Using SafeSpan brings with it more benefits than just a safer working environment and safer construction process. It also offers improved erection efficiencies, improved sequencing of work, reduced build time and full structural calculations and technical support.
Safety Credentials of Spandrel Panels
The spandrel panels used in this approach are supplied prefabricated and, because they are manufactured off-site, they too add to the safety credentials of the solution. In addition, they are delivered to site on a toaster trailer to which they are securely tied individually, with factory fitted slings used to ensure safe handling during offloading and erection. Spandrel panels avoid traditional scaffolding costs.
Roofing contractors are well versed in the safety requirements of roofs during construction. Great efforts are made, for example, on pitched roofing jobs to use scaffolding to prevent people or materials from falling from the edge, or to fit edge protection to the eaves of a roof. However, one area in which their timber supplier can play a crucial role is closer to the ground and involves safe delivery to site and offloading.
Pasquill has recently launched a new initiative in this area called a ‘pre-delivery load plan’, which is designed to help contractors as much as possible. The initiative involves finding out as much as possible about the site’s specific offloading requirements in advance of a wagon being loaded with timber items ready for delivery. The wagon can then be loaded in such a way as to maximise the efficiency of offloading sequencing, thereby complementing the site’s scheduling.
The timber supplier should provide the contractor with details of the weight, physical dimensions and configuration and layout of timber products; trusses must only be loaded to suitable adapted trailers; delivery must be to the nearest hard standing surface; telescopic cutters must be used to release the banding and rope following contractors’ instruction; delivery must be aborted if unloading cannot be safely achieved. If at any stage the driver has to mount the vehicle, he/she must do so under the authority and supervision of the site manager with a fall arrest system in place.
In the case of unloading of roof trusses the timber supplier should advise on unload order and the safe system of unload. The supplier’s driver should inspect the load prior to unloading to ensure that it is secure. If it is deemed unsafe, the load may have to be returned to the manufacturer. Here at Pasquill we supply truss packs secured to the trailer with blue 3 core rope, and the trusses are pre-slung with purple 1 tonne 7:1 lifting slings, which are reachable from ground level. Once the order of unloading is agreed between the slinger and driver, the slinger will attach the purple lifting slings to the crane hooks. The crane will then take up the slack of the lift. On instruction from the site responsible person the driver will release the transport straps on the side being unloaded. The driver will cut the individual rope attaching the pack to the bars.
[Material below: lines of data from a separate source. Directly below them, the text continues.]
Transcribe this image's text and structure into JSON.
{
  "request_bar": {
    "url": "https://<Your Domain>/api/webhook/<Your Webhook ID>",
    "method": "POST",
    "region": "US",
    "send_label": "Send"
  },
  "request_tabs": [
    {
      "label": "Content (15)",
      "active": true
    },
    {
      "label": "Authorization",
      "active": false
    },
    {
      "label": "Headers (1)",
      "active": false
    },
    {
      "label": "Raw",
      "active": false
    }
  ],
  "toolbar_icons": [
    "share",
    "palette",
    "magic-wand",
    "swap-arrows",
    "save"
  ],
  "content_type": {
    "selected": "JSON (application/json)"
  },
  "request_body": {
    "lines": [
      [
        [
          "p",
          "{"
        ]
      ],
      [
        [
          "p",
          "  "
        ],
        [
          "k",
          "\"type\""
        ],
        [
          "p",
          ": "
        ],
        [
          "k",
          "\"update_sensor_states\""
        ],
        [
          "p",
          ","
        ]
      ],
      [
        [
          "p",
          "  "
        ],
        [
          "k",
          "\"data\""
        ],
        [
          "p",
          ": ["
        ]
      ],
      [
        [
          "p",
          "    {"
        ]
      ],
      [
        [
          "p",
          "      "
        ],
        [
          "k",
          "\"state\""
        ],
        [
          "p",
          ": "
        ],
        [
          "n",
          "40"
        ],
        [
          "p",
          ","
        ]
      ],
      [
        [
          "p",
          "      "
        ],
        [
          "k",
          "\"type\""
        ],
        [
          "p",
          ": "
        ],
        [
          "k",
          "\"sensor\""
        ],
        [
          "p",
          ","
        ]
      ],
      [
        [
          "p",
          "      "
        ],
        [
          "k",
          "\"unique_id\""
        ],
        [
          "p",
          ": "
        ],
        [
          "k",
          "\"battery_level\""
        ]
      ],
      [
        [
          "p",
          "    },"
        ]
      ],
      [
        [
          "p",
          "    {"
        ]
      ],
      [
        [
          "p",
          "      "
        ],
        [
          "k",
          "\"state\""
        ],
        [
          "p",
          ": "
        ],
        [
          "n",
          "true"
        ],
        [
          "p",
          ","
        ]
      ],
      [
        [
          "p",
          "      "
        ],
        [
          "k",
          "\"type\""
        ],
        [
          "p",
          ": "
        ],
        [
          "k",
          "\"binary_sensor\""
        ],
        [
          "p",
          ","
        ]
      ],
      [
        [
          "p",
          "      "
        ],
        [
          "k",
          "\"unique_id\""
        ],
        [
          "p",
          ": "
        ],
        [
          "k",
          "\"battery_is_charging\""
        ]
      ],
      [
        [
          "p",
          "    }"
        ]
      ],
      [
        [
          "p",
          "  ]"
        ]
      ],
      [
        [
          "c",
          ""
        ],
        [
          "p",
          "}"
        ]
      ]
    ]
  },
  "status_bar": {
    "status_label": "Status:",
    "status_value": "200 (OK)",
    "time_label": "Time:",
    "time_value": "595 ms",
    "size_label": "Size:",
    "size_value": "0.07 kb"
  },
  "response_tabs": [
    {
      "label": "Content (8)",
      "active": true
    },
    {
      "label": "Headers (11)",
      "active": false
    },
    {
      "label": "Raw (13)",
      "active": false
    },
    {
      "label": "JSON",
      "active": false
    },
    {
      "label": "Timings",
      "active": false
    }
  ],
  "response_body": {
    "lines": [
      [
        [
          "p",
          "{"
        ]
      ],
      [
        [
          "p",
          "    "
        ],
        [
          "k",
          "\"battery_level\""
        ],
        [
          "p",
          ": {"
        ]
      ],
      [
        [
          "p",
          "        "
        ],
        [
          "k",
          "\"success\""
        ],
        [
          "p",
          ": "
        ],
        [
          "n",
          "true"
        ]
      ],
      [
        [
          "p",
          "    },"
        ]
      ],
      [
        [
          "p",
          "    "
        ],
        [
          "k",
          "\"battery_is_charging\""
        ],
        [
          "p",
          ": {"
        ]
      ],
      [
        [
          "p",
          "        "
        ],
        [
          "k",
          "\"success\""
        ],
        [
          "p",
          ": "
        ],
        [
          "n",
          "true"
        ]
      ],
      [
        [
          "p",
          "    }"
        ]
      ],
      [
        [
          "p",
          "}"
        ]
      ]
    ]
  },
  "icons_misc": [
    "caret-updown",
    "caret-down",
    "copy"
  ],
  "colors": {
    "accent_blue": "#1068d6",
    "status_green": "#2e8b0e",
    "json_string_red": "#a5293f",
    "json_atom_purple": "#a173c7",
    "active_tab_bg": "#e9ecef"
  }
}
This must be carried out from a safe position using a closed blade pruning staff. The crane will then lift the truss pack from the bed of the trailer. At this stage it is vital that no one stands in the danger area where the trusses could fall.
It is crucial that house builders and other contractors are able to have complete confidence in the health and safety policy of their roof truss supplier. The supplier should be a member of the SAFEcontractor scheme. Check for other evidence that the company makes health and safety a priority: here at Pasquill we have been awarded a silver certificate by ROSPA again this year.
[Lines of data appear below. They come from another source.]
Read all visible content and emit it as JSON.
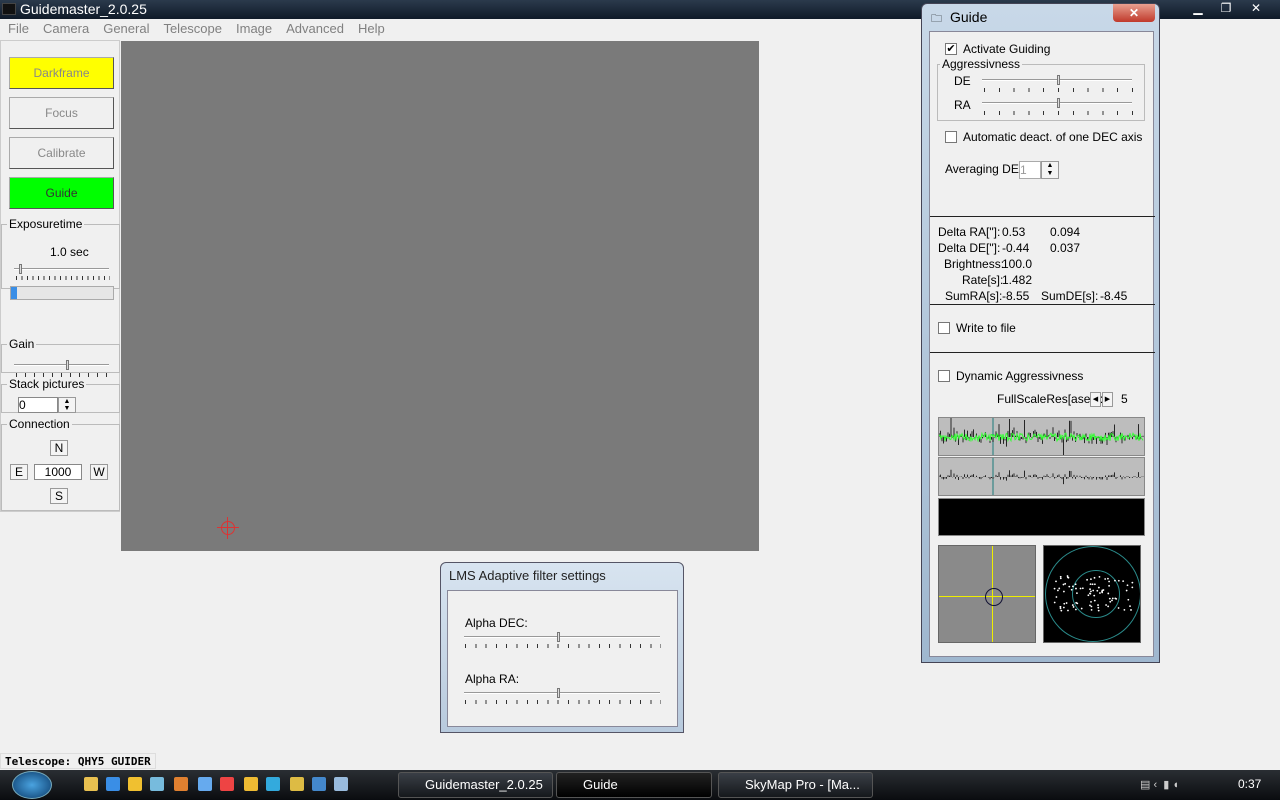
{
  "app": {
    "title": "Guidemaster_2.0.25"
  },
  "menu": [
    "File",
    "Camera",
    "General",
    "Telescope",
    "Image",
    "Advanced",
    "Help"
  ],
  "left": {
    "buttons": [
      {
        "label": "Darkframe",
        "color": "#ffff00"
      },
      {
        "label": "Focus",
        "color": "#f0f0f0"
      },
      {
        "label": "Calibrate",
        "color": "#f0f0f0"
      },
      {
        "label": "Guide",
        "color": "#00ff00"
      }
    ],
    "exposure": {
      "legend": "Exposuretime",
      "value": "1.0 sec",
      "slider_fraction": 0.05,
      "progress_fraction": 0.06
    },
    "gain": {
      "legend": "Gain",
      "slider_fraction": 0.55
    },
    "stack": {
      "legend": "Stack pictures",
      "value": "0"
    },
    "connection": {
      "legend": "Connection",
      "n": "N",
      "e": "E",
      "w": "W",
      "s": "S",
      "value": "1000"
    }
  },
  "guide": {
    "title": "Guide",
    "activate": {
      "label": "Activate Guiding",
      "checked": true
    },
    "aggr": {
      "legend": "Aggressivness",
      "de": "DE",
      "ra": "RA",
      "de_fraction": 0.5,
      "ra_fraction": 0.5
    },
    "autodeact": {
      "label": "Automatic deact. of one DEC axis",
      "checked": false
    },
    "averaging": {
      "label": "Averaging DE:",
      "value": "1"
    },
    "stats": {
      "delta_ra_label": "Delta RA[\"]:",
      "delta_ra": "0.53",
      "delta_ra2": "0.094",
      "delta_de_label": "Delta DE[\"]:",
      "delta_de": "-0.44",
      "delta_de2": "0.037",
      "brightness_label": "Brightness:",
      "brightness": "100.0",
      "rate_label": "Rate[s]:",
      "rate": "1.482",
      "sumra_label": "SumRA[s]:",
      "sumra": "-8.55",
      "sumde_label": "SumDE[s]:",
      "sumde": "-8.45"
    },
    "write": {
      "label": "Write to file",
      "checked": false
    },
    "dynamic": {
      "label": "Dynamic Aggressivness",
      "checked": false
    },
    "fullscale": {
      "label": "FullScaleRes[asec]:",
      "value": "5"
    }
  },
  "lms": {
    "title": "LMS Adaptive filter settings",
    "alpha_dec": "Alpha DEC:",
    "alpha_ra": "Alpha RA:",
    "dec_fraction": 0.5,
    "ra_fraction": 0.5
  },
  "status": "Telescope: QHY5 GUIDER",
  "taskbar": {
    "tasks": [
      "Guidemaster_2.0.25",
      "Guide",
      "SkyMap Pro - [Ma..."
    ],
    "clock": "0:37"
  }
}
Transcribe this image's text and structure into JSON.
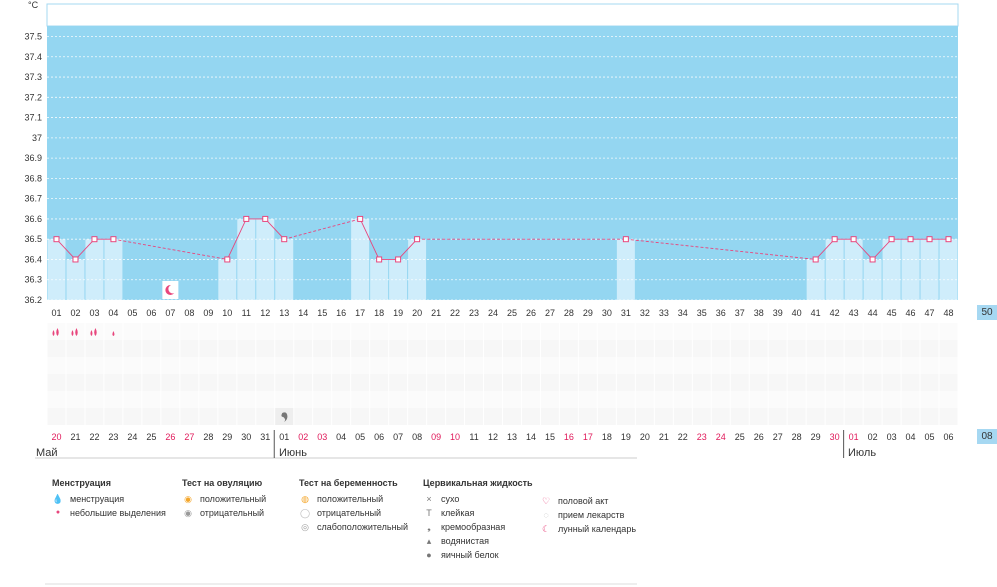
{
  "unit_label": "°C",
  "colors": {
    "plot_bg": "#94d6f1",
    "column_fill": "#cfedfb",
    "line": "#e8467d",
    "weekend_red": "#e0195a",
    "grid": "#eeeeee",
    "side_box": "#a6d8f2"
  },
  "chart_data": {
    "type": "line",
    "ylim": [
      36.2,
      37.6
    ],
    "y_ticks": [
      "37.5",
      "37.4",
      "37.3",
      "37.2",
      "37.1",
      "37",
      "36.9",
      "36.8",
      "36.7",
      "36.6",
      "36.5",
      "36.4",
      "36.3",
      "36.2"
    ],
    "cycle_days": [
      "01",
      "02",
      "03",
      "04",
      "05",
      "06",
      "07",
      "08",
      "09",
      "10",
      "11",
      "12",
      "13",
      "14",
      "15",
      "16",
      "17",
      "18",
      "19",
      "20",
      "21",
      "22",
      "23",
      "24",
      "25",
      "26",
      "27",
      "28",
      "29",
      "30",
      "31",
      "32",
      "33",
      "34",
      "35",
      "36",
      "37",
      "38",
      "39",
      "40",
      "41",
      "42",
      "43",
      "44",
      "45",
      "46",
      "47",
      "48"
    ],
    "points": [
      {
        "day": 1,
        "temp": 36.5
      },
      {
        "day": 2,
        "temp": 36.4
      },
      {
        "day": 3,
        "temp": 36.5
      },
      {
        "day": 4,
        "temp": 36.5
      },
      {
        "day": 10,
        "temp": 36.4
      },
      {
        "day": 11,
        "temp": 36.6
      },
      {
        "day": 12,
        "temp": 36.6
      },
      {
        "day": 13,
        "temp": 36.5
      },
      {
        "day": 17,
        "temp": 36.6
      },
      {
        "day": 18,
        "temp": 36.4
      },
      {
        "day": 19,
        "temp": 36.4
      },
      {
        "day": 20,
        "temp": 36.5
      },
      {
        "day": 31,
        "temp": 36.5
      },
      {
        "day": 41,
        "temp": 36.4
      },
      {
        "day": 42,
        "temp": 36.5
      },
      {
        "day": 43,
        "temp": 36.5
      },
      {
        "day": 44,
        "temp": 36.4
      },
      {
        "day": 45,
        "temp": 36.5
      },
      {
        "day": 46,
        "temp": 36.5
      },
      {
        "day": 47,
        "temp": 36.5
      },
      {
        "day": 48,
        "temp": 36.5
      }
    ]
  },
  "dates": [
    {
      "d": "20",
      "red": true
    },
    {
      "d": "21",
      "red": false
    },
    {
      "d": "22",
      "red": false
    },
    {
      "d": "23",
      "red": false
    },
    {
      "d": "24",
      "red": false
    },
    {
      "d": "25",
      "red": false
    },
    {
      "d": "26",
      "red": true
    },
    {
      "d": "27",
      "red": true
    },
    {
      "d": "28",
      "red": false
    },
    {
      "d": "29",
      "red": false
    },
    {
      "d": "30",
      "red": false
    },
    {
      "d": "31",
      "red": false
    },
    {
      "d": "01",
      "red": false
    },
    {
      "d": "02",
      "red": true
    },
    {
      "d": "03",
      "red": true
    },
    {
      "d": "04",
      "red": false
    },
    {
      "d": "05",
      "red": false
    },
    {
      "d": "06",
      "red": false
    },
    {
      "d": "07",
      "red": false
    },
    {
      "d": "08",
      "red": false
    },
    {
      "d": "09",
      "red": true
    },
    {
      "d": "10",
      "red": true
    },
    {
      "d": "11",
      "red": false
    },
    {
      "d": "12",
      "red": false
    },
    {
      "d": "13",
      "red": false
    },
    {
      "d": "14",
      "red": false
    },
    {
      "d": "15",
      "red": false
    },
    {
      "d": "16",
      "red": true
    },
    {
      "d": "17",
      "red": true
    },
    {
      "d": "18",
      "red": false
    },
    {
      "d": "19",
      "red": false
    },
    {
      "d": "20",
      "red": false
    },
    {
      "d": "21",
      "red": false
    },
    {
      "d": "22",
      "red": false
    },
    {
      "d": "23",
      "red": true
    },
    {
      "d": "24",
      "red": true
    },
    {
      "d": "25",
      "red": false
    },
    {
      "d": "26",
      "red": false
    },
    {
      "d": "27",
      "red": false
    },
    {
      "d": "28",
      "red": false
    },
    {
      "d": "29",
      "red": false
    },
    {
      "d": "30",
      "red": true
    },
    {
      "d": "01",
      "red": true
    },
    {
      "d": "02",
      "red": false
    },
    {
      "d": "03",
      "red": false
    },
    {
      "d": "04",
      "red": false
    },
    {
      "d": "05",
      "red": false
    },
    {
      "d": "06",
      "red": false
    }
  ],
  "months": {
    "may": "Май",
    "june": "Июнь",
    "july": "Июль"
  },
  "side_boxes": {
    "cycle_box": "50",
    "date_box": "08"
  },
  "menstruation_marks": [
    {
      "day": 1,
      "kind": "heavy"
    },
    {
      "day": 2,
      "kind": "heavy"
    },
    {
      "day": 3,
      "kind": "heavy"
    },
    {
      "day": 4,
      "kind": "light"
    }
  ],
  "moon_mark_day": 7,
  "cervical_mark_day": 13,
  "legend": {
    "menstruation": {
      "title": "Менструация",
      "items": [
        "менструация",
        "небольшие выделения"
      ]
    },
    "ovulation_test": {
      "title": "Тест на овуляцию",
      "items": [
        "положительный",
        "отрицательный"
      ]
    },
    "pregnancy_test": {
      "title": "Тест на беременность",
      "items": [
        "положительный",
        "отрицательный",
        "слабоположительный"
      ]
    },
    "cervical_fluid": {
      "title": "Цервикальная жидкость",
      "items": [
        "сухо",
        "клейкая",
        "кремообразная",
        "водянистая",
        "яичный белок"
      ]
    },
    "other": {
      "items": [
        "половой акт",
        "прием лекарств",
        "лунный календарь"
      ]
    }
  }
}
With the recent upturn in the fortune of the house building sector and the expected acceleration of work on site that brings, health and safety can never be too high a priority.
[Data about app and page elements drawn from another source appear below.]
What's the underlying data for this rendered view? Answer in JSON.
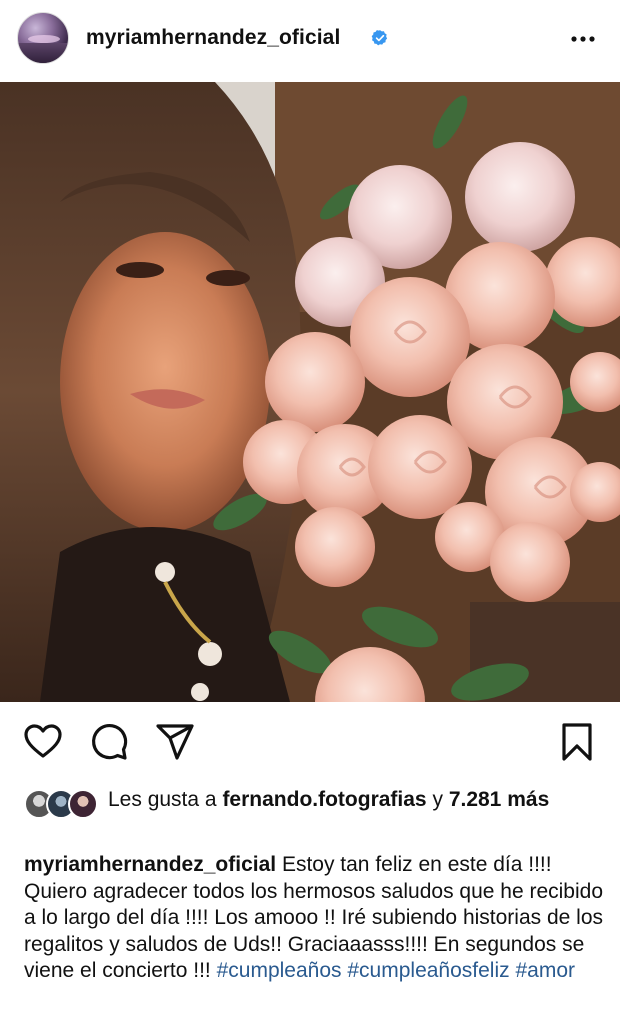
{
  "post": {
    "username": "myriamhernandez_oficial",
    "verified": true
  },
  "likes": {
    "prefix": "Les gusta a",
    "user": "fernando.fotografias",
    "connector": "y",
    "count": "7.281",
    "suffix": "más"
  },
  "caption": {
    "username": "myriamhernandez_oficial",
    "text": "Estoy tan feliz en este día !!!! Quiero agradecer todos los hermosos saludos que he recibido a lo largo del día !!!! Los amooo !! Iré subiendo historias de los regalitos y saludos de Uds!! Graciaaasss!!!! En segundos se viene el concierto !!!",
    "hashtags": [
      "#cumpleaños",
      "#cumpleañosfeliz",
      "#amor"
    ]
  },
  "icons": {
    "verified": "verified-badge-icon",
    "more": "more-options-icon",
    "like": "heart-icon",
    "comment": "comment-icon",
    "share": "send-icon",
    "save": "bookmark-icon"
  },
  "colors": {
    "verified": "#3897f0",
    "hashtag": "#2a5a8f",
    "text": "#111111"
  }
}
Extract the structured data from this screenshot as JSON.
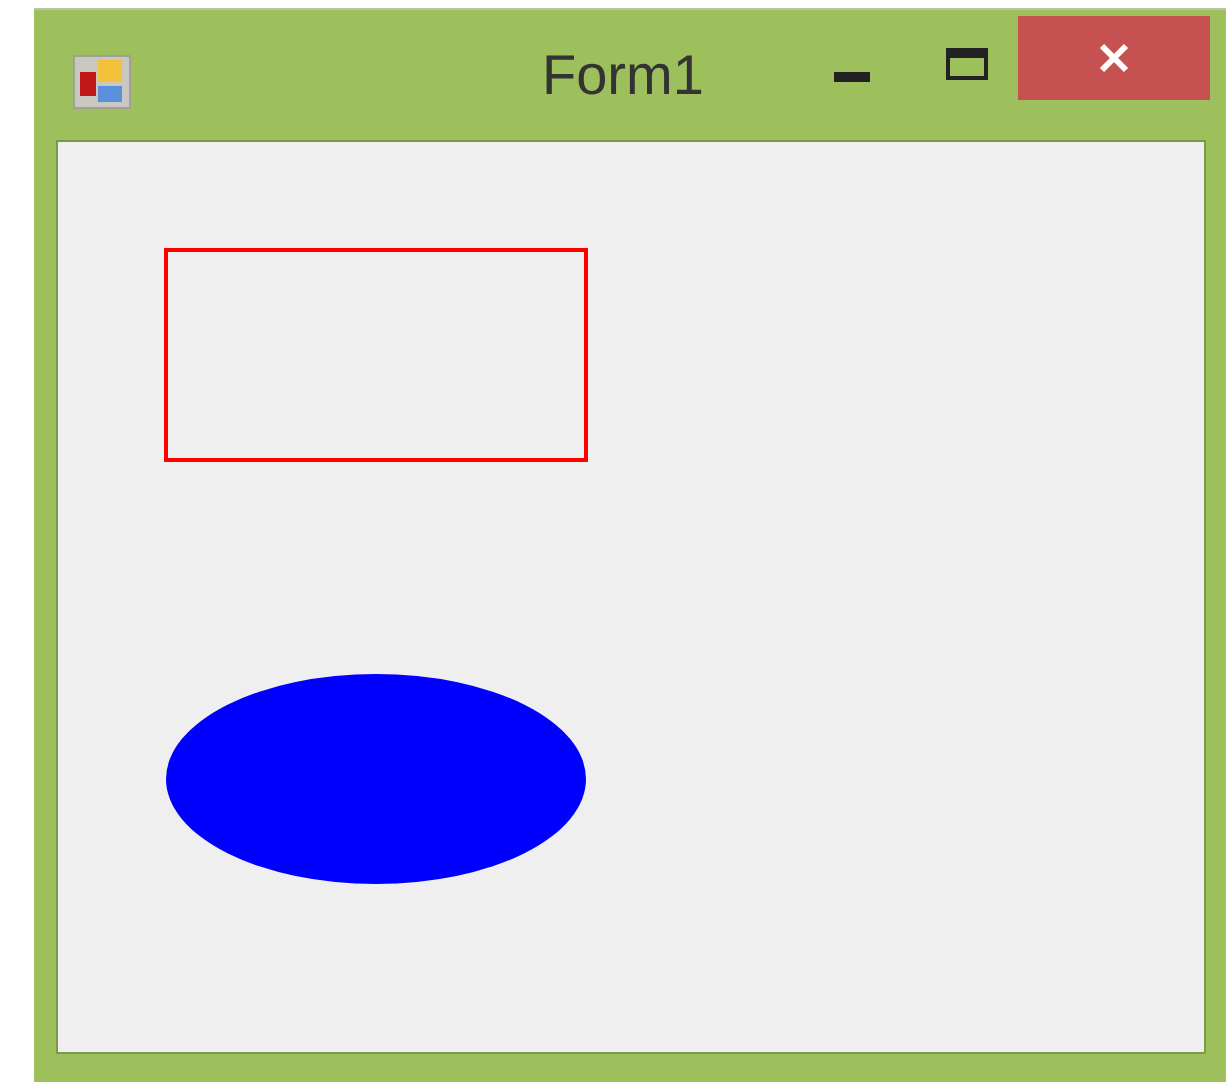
{
  "window": {
    "title": "Form1"
  },
  "shapes": [
    {
      "kind": "rectangle",
      "color": "#ff0000"
    },
    {
      "kind": "ellipse",
      "color": "#0000ff"
    }
  ]
}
For further information please contact:
Lokesh Patel, Marketing Manager, Pasquill, Tel +44 (0) 02476 438 507